» **Activity**: The answer should be each line of the records that contains the word "Klasoużytki"; please copy them all.

══════

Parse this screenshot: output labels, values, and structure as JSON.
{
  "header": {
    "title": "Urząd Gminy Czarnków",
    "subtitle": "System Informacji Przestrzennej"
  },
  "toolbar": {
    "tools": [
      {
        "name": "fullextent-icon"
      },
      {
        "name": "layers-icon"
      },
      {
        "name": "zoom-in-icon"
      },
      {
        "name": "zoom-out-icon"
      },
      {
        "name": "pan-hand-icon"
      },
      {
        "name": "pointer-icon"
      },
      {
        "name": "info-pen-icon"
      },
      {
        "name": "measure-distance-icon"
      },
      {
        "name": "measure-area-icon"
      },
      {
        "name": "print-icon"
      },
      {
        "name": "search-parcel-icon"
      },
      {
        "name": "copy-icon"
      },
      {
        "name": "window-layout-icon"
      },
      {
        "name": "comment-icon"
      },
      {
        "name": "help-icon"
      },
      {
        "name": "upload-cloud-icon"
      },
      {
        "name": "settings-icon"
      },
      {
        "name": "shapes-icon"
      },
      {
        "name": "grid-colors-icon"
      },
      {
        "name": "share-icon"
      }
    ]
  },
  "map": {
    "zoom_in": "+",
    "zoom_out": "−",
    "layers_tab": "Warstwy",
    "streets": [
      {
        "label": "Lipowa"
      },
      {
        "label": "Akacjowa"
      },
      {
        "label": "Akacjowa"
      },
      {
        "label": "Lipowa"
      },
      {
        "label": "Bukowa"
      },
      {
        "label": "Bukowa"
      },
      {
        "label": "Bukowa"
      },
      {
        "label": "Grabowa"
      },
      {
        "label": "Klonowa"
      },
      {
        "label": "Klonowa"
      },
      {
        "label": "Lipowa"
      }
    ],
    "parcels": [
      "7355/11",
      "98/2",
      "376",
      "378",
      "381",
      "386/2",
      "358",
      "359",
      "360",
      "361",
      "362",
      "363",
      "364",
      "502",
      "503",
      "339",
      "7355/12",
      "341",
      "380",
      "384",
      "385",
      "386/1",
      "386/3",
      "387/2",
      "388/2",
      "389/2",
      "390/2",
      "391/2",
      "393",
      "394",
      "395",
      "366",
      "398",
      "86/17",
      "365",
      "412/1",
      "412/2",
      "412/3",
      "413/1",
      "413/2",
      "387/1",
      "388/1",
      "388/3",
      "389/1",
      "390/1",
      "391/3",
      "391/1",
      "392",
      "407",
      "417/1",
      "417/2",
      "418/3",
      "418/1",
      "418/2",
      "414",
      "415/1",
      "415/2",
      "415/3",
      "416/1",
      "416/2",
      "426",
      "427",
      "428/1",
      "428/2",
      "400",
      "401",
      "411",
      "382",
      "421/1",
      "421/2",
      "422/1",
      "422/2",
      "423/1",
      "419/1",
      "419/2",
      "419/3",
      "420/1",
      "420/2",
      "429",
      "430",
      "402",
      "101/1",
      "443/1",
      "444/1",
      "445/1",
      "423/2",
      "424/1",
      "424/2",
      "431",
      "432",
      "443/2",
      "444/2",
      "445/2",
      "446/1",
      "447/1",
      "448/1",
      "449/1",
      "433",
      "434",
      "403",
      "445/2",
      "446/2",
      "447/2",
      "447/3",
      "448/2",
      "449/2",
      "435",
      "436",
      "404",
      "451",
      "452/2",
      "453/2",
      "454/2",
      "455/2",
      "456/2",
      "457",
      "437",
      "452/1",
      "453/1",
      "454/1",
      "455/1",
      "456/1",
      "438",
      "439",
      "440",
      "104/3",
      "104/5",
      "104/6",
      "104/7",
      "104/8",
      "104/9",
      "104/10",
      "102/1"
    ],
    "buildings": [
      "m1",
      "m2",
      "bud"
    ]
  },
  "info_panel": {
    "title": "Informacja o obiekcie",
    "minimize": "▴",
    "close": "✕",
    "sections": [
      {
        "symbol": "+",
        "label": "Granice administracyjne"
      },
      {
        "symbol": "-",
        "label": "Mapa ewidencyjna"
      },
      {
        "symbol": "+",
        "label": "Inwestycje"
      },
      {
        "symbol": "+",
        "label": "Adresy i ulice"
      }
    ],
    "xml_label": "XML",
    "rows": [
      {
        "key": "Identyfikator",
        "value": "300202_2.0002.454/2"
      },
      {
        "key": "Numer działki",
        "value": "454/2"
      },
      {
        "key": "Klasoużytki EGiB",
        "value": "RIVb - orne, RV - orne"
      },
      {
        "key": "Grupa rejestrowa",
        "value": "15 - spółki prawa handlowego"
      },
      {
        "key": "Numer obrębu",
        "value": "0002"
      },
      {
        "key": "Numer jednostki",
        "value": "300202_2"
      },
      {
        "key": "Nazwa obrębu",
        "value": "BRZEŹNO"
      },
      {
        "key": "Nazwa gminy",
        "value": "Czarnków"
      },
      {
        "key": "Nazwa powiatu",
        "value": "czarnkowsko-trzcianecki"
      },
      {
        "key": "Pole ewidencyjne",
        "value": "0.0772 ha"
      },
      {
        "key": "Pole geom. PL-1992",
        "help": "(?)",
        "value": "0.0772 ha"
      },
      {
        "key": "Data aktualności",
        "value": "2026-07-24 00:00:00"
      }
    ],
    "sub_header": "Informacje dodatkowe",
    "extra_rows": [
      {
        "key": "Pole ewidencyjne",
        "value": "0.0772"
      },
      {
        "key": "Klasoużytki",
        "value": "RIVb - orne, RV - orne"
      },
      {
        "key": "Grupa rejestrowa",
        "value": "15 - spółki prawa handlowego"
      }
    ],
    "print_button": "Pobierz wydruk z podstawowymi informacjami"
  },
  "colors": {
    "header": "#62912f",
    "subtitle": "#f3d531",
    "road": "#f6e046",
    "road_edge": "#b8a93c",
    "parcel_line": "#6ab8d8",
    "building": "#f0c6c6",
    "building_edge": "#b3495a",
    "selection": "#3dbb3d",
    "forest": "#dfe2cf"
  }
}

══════

» **Answer to this task**:
        "key": "Klasoużytki EGiB",
        "key": "Klasoużytki",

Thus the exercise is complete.